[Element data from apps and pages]
>>>>>
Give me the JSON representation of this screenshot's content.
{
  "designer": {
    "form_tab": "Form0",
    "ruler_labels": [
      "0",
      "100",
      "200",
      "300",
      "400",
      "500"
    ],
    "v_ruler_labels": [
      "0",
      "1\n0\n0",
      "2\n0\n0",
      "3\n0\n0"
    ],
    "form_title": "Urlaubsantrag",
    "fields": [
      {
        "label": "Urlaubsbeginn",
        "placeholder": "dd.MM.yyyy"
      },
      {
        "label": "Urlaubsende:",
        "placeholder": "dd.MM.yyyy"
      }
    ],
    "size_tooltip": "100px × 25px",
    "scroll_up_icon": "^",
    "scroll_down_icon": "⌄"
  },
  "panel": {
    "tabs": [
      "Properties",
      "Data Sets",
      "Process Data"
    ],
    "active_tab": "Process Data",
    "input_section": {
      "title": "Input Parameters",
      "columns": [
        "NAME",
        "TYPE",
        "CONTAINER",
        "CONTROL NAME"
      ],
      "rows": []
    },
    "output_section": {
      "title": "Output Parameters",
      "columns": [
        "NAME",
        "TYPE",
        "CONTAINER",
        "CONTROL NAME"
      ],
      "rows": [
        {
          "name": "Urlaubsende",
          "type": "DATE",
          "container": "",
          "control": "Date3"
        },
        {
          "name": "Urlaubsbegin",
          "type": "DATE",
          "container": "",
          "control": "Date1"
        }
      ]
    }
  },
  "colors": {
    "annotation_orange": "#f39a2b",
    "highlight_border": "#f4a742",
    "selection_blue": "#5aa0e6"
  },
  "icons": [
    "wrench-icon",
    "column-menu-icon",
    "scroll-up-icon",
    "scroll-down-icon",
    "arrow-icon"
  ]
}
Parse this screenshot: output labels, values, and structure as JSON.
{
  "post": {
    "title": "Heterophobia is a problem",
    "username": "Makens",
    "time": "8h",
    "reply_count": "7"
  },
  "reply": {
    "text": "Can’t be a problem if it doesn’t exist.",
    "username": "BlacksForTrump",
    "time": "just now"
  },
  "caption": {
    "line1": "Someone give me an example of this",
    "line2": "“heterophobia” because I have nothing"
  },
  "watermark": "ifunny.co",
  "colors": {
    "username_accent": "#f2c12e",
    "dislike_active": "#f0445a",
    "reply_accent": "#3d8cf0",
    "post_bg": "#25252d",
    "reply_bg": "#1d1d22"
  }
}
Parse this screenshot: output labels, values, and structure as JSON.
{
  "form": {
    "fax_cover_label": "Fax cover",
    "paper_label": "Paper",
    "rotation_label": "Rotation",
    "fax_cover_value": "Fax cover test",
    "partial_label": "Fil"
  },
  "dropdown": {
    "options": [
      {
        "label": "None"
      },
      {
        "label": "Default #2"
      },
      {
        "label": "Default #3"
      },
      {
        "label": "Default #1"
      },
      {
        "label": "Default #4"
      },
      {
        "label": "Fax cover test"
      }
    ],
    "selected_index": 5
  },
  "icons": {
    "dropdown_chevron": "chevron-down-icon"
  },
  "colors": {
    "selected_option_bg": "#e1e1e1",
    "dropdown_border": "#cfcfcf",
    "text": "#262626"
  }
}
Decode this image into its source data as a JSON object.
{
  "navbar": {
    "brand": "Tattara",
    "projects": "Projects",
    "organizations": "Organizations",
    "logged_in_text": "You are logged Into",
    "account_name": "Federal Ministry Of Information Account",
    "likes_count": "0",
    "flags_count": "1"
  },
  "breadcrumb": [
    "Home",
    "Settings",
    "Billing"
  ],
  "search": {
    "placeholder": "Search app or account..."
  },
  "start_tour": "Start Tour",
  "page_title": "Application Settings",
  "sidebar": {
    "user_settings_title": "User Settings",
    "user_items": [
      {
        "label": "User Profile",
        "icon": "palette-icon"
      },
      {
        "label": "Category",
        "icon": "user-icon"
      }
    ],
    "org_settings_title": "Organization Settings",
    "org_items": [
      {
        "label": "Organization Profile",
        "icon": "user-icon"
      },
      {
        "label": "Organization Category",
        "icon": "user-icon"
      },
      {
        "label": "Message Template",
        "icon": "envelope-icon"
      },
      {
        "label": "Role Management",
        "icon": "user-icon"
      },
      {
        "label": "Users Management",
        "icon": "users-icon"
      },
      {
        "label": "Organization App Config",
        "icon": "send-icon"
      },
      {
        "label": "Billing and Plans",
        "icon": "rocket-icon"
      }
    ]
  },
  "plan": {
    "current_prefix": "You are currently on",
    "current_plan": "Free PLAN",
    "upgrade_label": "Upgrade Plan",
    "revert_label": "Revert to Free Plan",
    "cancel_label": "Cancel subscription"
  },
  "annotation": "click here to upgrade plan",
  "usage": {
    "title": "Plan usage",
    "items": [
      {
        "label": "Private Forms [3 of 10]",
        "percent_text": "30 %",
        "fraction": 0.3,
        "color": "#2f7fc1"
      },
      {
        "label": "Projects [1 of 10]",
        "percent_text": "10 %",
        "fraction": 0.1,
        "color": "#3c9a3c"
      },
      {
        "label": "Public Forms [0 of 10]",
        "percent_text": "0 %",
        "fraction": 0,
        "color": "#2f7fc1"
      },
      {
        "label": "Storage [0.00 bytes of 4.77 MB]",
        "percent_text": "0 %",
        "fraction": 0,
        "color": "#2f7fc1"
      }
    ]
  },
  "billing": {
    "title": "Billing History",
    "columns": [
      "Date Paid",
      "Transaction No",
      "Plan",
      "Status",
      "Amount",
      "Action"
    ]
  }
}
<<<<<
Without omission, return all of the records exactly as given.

§ RESPONSE TO THIS EXERCISE:
Give me the JSON representation of this screenshot's content.
{
  "designer": {
    "form_tab": "Form0",
    "ruler_labels": [
      "0",
      "100",
      "200",
      "300",
      "400",
      "500"
    ],
    "v_ruler_labels": [
      "0",
      "1\n0\n0",
      "2\n0\n0",
      "3\n0\n0"
    ],
    "form_title": "Urlaubsantrag",
    "fields": [
      {
        "label": "Urlaubsbeginn",
        "placeholder": "dd.MM.yyyy"
      },
      {
        "label": "Urlaubsende:",
        "placeholder": "dd.MM.yyyy"
      }
    ],
    "size_tooltip": "100px × 25px",
    "scroll_up_icon": "^",
    "scroll_down_icon": "⌄"
  },
  "panel": {
    "tabs": [
      "Properties",
      "Data Sets",
      "Process Data"
    ],
    "active_tab": "Process Data",
    "input_section": {
      "title": "Input Parameters",
      "columns": [
        "NAME",
        "TYPE",
        "CONTAINER",
        "CONTROL NAME"
      ],
      "rows": []
    },
    "output_section": {
      "title": "Output Parameters",
      "columns": [
        "NAME",
        "TYPE",
        "CONTAINER",
        "CONTROL NAME"
      ],
      "rows": [
        {
          "name": "Urlaubsende",
          "type": "DATE",
          "container": "",
          "control": "Date3"
        },
        {
          "name": "Urlaubsbegin",
          "type": "DATE",
          "container": "",
          "control": "Date1"
        }
      ]
    }
  },
  "colors": {
    "annotation_orange": "#f39a2b",
    "highlight_border": "#f4a742",
    "selection_blue": "#5aa0e6"
  },
  "icons": [
    "wrench-icon",
    "column-menu-icon",
    "scroll-up-icon",
    "scroll-down-icon",
    "arrow-icon"
  ]
}
Parse this screenshot: output labels, values, and structure as JSON.
{
  "post": {
    "title": "Heterophobia is a problem",
    "username": "Makens",
    "time": "8h",
    "reply_count": "7"
  },
  "reply": {
    "text": "Can’t be a problem if it doesn’t exist.",
    "username": "BlacksForTrump",
    "time": "just now"
  },
  "caption": {
    "line1": "Someone give me an example of this",
    "line2": "“heterophobia” because I have nothing"
  },
  "watermark": "ifunny.co",
  "colors": {
    "username_accent": "#f2c12e",
    "dislike_active": "#f0445a",
    "reply_accent": "#3d8cf0",
    "post_bg": "#25252d",
    "reply_bg": "#1d1d22"
  }
}
Parse this screenshot: output labels, values, and structure as JSON.
{
  "form": {
    "fax_cover_label": "Fax cover",
    "paper_label": "Paper",
    "rotation_label": "Rotation",
    "fax_cover_value": "Fax cover test",
    "partial_label": "Fil"
  },
  "dropdown": {
    "options": [
      {
        "label": "None"
      },
      {
        "label": "Default #2"
      },
      {
        "label": "Default #3"
      },
      {
        "label": "Default #1"
      },
      {
        "label": "Default #4"
      },
      {
        "label": "Fax cover test"
      }
    ],
    "selected_index": 5
  },
  "icons": {
    "dropdown_chevron": "chevron-down-icon"
  },
  "colors": {
    "selected_option_bg": "#e1e1e1",
    "dropdown_border": "#cfcfcf",
    "text": "#262626"
  }
}
Decode this image into its source data as a JSON object.
{
  "navbar": {
    "brand": "Tattara",
    "projects": "Projects",
    "organizations": "Organizations",
    "logged_in_text": "You are logged Into",
    "account_name": "Federal Ministry Of Information Account",
    "likes_count": "0",
    "flags_count": "1"
  },
  "breadcrumb": [
    "Home",
    "Settings",
    "Billing"
  ],
  "search": {
    "placeholder": "Search app or account..."
  },
  "start_tour": "Start Tour",
  "page_title": "Application Settings",
  "sidebar": {
    "user_settings_title": "User Settings",
    "user_items": [
      {
        "label": "User Profile",
        "icon": "palette-icon"
      },
      {
        "label": "Category",
        "icon": "user-icon"
      }
    ],
    "org_settings_title": "Organization Settings",
    "org_items": [
      {
        "label": "Organization Profile",
        "icon": "user-icon"
      },
      {
        "label": "Organization Category",
        "icon": "user-icon"
      },
      {
        "label": "Message Template",
        "icon": "envelope-icon"
      },
      {
        "label": "Role Management",
        "icon": "user-icon"
      },
      {
        "label": "Users Management",
        "icon": "users-icon"
      },
      {
        "label": "Organization App Config",
        "icon": "send-icon"
      },
      {
        "label": "Billing and Plans",
        "icon": "rocket-icon"
      }
    ]
  },
  "plan": {
    "current_prefix": "You are currently on",
    "current_plan": "Free PLAN",
    "upgrade_label": "Upgrade Plan",
    "revert_label": "Revert to Free Plan",
    "cancel_label": "Cancel subscription"
  },
  "annotation": "click here to upgrade plan",
  "usage": {
    "title": "Plan usage",
    "items": [
      {
        "label": "Private Forms [3 of 10]",
        "percent_text": "30 %",
        "fraction": 0.3,
        "color": "#2f7fc1"
      },
      {
        "label": "Projects [1 of 10]",
        "percent_text": "10 %",
        "fraction": 0.1,
        "color": "#3c9a3c"
      },
      {
        "label": "Public Forms [0 of 10]",
        "percent_text": "0 %",
        "fraction": 0,
        "color": "#2f7fc1"
      },
      {
        "label": "Storage [0.00 bytes of 4.77 MB]",
        "percent_text": "0 %",
        "fraction": 0,
        "color": "#2f7fc1"
      }
    ]
  },
  "billing": {
    "title": "Billing History",
    "columns": [
      "Date Paid",
      "Transaction No",
      "Plan",
      "Status",
      "Amount",
      "Action"
    ]
  }
}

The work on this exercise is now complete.